---- Given records
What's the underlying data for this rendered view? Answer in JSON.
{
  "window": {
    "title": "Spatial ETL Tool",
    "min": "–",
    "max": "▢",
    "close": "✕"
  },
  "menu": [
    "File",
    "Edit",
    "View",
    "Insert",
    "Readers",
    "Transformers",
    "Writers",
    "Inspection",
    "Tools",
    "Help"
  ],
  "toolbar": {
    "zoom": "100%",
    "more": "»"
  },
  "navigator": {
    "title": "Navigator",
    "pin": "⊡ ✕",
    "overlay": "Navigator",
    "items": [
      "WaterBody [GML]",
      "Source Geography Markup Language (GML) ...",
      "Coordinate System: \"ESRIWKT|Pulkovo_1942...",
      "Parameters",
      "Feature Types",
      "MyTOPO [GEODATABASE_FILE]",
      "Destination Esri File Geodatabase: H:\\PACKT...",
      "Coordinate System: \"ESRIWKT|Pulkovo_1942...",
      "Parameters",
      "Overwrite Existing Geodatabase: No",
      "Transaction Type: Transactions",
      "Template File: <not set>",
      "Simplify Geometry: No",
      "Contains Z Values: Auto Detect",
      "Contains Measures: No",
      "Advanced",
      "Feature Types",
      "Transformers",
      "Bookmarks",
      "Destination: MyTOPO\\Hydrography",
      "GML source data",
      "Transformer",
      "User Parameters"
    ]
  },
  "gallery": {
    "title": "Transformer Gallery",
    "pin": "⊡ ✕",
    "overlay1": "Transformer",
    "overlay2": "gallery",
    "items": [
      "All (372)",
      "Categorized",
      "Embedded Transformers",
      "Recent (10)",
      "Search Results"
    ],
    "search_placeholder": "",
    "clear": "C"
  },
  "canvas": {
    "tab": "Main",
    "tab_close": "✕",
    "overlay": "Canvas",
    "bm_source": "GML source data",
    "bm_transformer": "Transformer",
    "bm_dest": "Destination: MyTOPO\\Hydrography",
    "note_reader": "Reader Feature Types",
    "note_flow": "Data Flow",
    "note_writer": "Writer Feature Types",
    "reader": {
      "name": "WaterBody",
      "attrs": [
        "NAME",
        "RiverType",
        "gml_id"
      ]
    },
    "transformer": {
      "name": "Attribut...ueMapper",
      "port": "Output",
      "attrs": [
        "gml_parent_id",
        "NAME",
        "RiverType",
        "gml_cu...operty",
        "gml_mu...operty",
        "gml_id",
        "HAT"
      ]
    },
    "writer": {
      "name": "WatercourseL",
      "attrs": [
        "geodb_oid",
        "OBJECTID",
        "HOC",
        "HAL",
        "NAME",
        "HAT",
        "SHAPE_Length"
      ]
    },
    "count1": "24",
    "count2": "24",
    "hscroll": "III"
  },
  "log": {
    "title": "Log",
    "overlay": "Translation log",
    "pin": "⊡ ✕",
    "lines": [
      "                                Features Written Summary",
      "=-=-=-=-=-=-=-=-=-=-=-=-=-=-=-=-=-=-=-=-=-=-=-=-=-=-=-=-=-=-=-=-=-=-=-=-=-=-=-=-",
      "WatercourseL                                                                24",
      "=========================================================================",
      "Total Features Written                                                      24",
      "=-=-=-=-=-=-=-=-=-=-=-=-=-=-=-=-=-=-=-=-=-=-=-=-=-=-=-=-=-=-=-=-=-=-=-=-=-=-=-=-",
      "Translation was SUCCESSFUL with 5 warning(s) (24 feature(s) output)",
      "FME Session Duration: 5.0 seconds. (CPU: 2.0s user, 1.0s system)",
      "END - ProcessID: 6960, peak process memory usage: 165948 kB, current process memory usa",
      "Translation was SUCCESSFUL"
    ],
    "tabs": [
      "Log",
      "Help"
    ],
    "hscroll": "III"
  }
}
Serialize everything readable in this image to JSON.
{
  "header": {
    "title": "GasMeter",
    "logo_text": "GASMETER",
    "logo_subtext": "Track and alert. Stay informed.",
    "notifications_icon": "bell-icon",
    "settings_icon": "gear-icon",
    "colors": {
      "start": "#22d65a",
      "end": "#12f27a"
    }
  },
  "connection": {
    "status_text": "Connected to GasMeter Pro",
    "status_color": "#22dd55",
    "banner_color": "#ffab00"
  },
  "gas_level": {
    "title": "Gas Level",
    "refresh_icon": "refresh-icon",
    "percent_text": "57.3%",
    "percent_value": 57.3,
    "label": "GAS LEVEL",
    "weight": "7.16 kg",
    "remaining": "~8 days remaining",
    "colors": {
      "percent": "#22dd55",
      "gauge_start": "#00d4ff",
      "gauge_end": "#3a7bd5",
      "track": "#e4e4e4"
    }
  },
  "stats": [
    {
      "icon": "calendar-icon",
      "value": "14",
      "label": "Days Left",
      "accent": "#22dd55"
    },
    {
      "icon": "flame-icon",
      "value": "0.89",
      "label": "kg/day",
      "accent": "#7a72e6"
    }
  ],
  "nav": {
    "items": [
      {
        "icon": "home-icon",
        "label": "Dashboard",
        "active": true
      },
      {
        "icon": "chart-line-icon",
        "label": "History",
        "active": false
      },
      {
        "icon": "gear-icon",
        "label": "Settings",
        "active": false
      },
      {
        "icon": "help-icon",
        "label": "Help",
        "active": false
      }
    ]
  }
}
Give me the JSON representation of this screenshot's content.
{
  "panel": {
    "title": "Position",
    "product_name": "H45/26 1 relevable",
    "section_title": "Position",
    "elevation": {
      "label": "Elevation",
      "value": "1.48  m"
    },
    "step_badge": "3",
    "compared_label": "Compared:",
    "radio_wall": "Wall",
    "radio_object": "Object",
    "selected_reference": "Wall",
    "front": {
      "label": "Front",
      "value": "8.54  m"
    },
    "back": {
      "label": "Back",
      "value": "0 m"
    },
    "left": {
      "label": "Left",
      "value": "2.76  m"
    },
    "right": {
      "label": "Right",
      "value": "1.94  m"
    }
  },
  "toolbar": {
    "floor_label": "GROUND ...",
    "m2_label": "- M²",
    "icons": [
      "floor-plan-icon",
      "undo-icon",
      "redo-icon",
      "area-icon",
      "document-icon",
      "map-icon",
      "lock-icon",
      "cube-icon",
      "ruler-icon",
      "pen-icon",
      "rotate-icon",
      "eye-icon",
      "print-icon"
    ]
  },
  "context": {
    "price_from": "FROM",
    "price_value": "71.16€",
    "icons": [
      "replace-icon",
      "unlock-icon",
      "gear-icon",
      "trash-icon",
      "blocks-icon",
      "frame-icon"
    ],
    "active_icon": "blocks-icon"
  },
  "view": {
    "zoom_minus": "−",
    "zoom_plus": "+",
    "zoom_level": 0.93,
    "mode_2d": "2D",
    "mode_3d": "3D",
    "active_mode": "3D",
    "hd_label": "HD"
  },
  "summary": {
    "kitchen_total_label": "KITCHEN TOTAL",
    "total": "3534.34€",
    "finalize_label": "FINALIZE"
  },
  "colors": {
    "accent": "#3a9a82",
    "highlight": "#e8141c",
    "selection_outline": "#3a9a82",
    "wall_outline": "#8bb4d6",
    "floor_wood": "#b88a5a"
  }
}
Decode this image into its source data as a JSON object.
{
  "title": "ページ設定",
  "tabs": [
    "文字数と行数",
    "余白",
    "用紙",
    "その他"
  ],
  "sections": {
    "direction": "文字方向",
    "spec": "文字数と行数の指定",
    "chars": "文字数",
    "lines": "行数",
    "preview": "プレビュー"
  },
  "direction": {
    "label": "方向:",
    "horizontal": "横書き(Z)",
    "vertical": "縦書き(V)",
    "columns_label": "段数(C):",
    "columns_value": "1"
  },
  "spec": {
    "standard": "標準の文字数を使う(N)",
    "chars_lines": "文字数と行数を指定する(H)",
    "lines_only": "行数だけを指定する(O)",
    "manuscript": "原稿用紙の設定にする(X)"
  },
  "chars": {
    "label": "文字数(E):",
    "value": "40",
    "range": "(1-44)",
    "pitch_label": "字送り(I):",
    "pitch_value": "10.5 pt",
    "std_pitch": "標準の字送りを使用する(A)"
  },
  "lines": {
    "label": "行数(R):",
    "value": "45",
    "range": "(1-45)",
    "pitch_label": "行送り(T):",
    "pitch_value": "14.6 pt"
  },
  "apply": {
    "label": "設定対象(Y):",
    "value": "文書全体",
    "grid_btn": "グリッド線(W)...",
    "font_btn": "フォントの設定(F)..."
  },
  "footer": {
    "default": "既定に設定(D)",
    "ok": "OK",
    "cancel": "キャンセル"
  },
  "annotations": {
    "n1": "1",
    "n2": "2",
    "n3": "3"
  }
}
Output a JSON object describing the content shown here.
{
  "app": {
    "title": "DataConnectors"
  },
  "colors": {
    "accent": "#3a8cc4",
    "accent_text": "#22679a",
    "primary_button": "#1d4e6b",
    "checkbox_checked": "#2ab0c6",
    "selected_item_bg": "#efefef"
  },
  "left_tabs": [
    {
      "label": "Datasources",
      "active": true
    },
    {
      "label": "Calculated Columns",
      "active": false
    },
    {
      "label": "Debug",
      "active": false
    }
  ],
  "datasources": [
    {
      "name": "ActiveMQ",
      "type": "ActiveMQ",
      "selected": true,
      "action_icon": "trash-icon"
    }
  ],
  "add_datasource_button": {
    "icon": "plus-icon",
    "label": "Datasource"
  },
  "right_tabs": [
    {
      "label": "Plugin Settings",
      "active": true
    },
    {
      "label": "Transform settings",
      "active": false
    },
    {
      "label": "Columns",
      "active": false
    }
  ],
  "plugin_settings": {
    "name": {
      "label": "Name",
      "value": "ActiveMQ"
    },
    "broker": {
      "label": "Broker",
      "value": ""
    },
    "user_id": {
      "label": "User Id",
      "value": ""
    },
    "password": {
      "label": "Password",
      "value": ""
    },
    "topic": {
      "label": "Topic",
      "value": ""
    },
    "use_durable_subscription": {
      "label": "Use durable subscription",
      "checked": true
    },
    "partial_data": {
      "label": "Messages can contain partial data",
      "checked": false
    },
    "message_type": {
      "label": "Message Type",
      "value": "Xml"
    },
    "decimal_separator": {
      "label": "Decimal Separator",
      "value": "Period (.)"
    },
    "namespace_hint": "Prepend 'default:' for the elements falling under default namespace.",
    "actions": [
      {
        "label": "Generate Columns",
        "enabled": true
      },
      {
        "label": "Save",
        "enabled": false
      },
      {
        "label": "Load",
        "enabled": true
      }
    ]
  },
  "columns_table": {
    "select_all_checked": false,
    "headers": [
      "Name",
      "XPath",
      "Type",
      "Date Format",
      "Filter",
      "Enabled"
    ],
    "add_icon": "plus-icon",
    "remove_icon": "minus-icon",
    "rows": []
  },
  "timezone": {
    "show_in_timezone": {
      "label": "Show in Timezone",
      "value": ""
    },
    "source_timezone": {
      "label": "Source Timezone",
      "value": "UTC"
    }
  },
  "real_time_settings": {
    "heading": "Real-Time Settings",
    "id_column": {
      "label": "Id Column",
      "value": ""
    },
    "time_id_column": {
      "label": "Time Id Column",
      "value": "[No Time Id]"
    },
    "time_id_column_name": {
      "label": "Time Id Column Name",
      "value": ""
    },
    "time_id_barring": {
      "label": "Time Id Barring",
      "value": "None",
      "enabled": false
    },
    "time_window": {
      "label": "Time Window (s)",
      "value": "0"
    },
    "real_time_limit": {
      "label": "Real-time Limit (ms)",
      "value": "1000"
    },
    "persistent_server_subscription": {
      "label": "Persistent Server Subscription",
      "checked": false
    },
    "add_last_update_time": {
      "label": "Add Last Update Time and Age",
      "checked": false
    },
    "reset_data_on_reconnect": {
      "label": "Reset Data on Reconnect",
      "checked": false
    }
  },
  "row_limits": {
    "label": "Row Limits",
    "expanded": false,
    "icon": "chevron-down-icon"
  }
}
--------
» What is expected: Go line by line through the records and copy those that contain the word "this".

» Solution:
What's the underlying data for this rendered view? Answer in JSON.
Serialize everything readable in this image to JSON.
Give me the JSON representation of this screenshot's content.
Decode this image into its source data as a JSON object.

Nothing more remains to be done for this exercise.